Speaking of Elections and Almost Ancient History!
Richard J. Garfunkel
December 22, 2004
In late March of 1945 President Franklin Delano Roosevelt made a trip to Warm Springs, Georgia to rest and recover before his anticipated trip to San Francisco to address the opening of the inaugural United Nations meeting. During this period of time FDR’s close associate of more than 25 years Judge Samuel I. Rosenman was in England visiting Winston Churchill at his home at Chequers. As they talked Churchill was thinking about FDR’s upcoming visit to England at the end of May.
Churchill said, “There are two things which I wish to convey for me to your great President- both matters of personal interest to me,” Churchill said. “First, as you know, the President and Mrs. Roosevelt have accepted the invitations of their Majesties to make a visit to England during the month of May. Will you tell him from me that he is going to get from the British people the greatest reception ever accorded to any human since Lord Nelson made his triumphant return to London? I want you to tell him that when he sees the reception his is going to get, he will realize that it is not an artificial or stimulated one. It will come genuinely from the people; they all love him for what he has done to save them from the destruction by the Huns; they love him also for what he has done for the cause of peace in the world, for what he has done to relieve their fear that the horrors they have been through for five years might come upon them again with increased fury.

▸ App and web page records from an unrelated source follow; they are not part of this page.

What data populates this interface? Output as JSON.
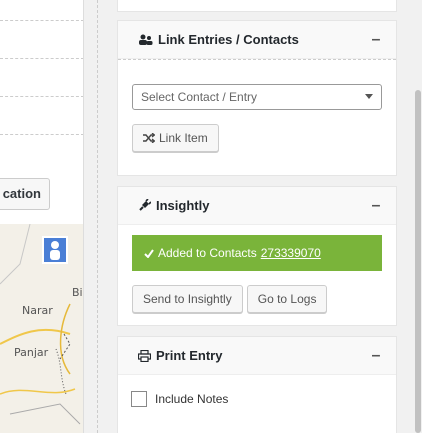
{
  "left": {
    "button_label": "cation",
    "map_labels": [
      "Narar",
      "Panjar",
      "Bi"
    ]
  },
  "link_panel": {
    "title": "Link Entries / Contacts",
    "toggle": "–",
    "select_placeholder": "Select Contact / Entry",
    "link_button": "Link Item"
  },
  "insightly_panel": {
    "title": "Insightly",
    "toggle": "–",
    "notice_text": "Added to Contacts",
    "notice_link": "273339070",
    "send_button": "Send to Insightly",
    "logs_button": "Go to Logs"
  },
  "print_panel": {
    "title": "Print Entry",
    "toggle": "–",
    "include_notes": "Include Notes"
  },
  "colors": {
    "success": "#7ab43a",
    "panel_bg": "#ffffff",
    "page_bg": "#f1f1f1"
  }
}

“Here is the second thing I want you to tell you him,” Churchill continued, Rosenman noted, “a bit sheepishly.”
“Do you remember when I came over to your country in the summer of 1944 when your election campaign was beginning? Do you remember that when I arrived, I said something favorable to the election of the President, and immediately the associates of the President sent word to me in no uncertain terms to ‘lay off’ discussing the American election? Do you remember I was told that that if I wanted to help the President get re-elected, the best thing I could do was to keep my mouth shut; that the American people would resent any interference or suggestion by a foreigner about how they should vote?”
With what Rosenman called “one of his most engaging laughs,” Churchill said, “Now what I want to tell the President is this. When he comes over here in May I shall be in the midst of a political campaign myself; we shall be holding our own elections about that time. I want you to tell him that I impose no such inhibitions upon him as he imposed on me. The British people would not resent – and of course I would particularly welcome – any word that he might want to say in favor of my candidacy.” (*)
Judge Rosenman would never have a chance to deliver Churchill’s message. President Roosevelt died in Warm Springs, Georgia on April 12th, 1945. When that British election came Winston Churchill was retired by the British electorate in a landslide. In a short period of time, as the fates would have it, the two greatest leaders and defenders of the free world would pass from the political scene. As a result Harry S Truman and Clement Atlee came to Potsdam for their fateful, first and only, meeting with Joseph Stalin, and the world was never the same. Would there have been a difference if Roosevelt had lived, visited London triumphantly, and subsequently helped Churchill to win his election, and then went on to the Soviet Union to visit the Russian people? We’ll never know. But maybe FDR, as with Moses, wasn’t allowed to enter into the “Promised Land.” Maybe, FDR, who like Moses, had used up all his “currency” with G-d, and was therefore deprived of his ultimate honor!
Funny thing about elections!
Richard J. Garfunkel
* See Franklin and Winston, Jon Meacham, Random House, 2003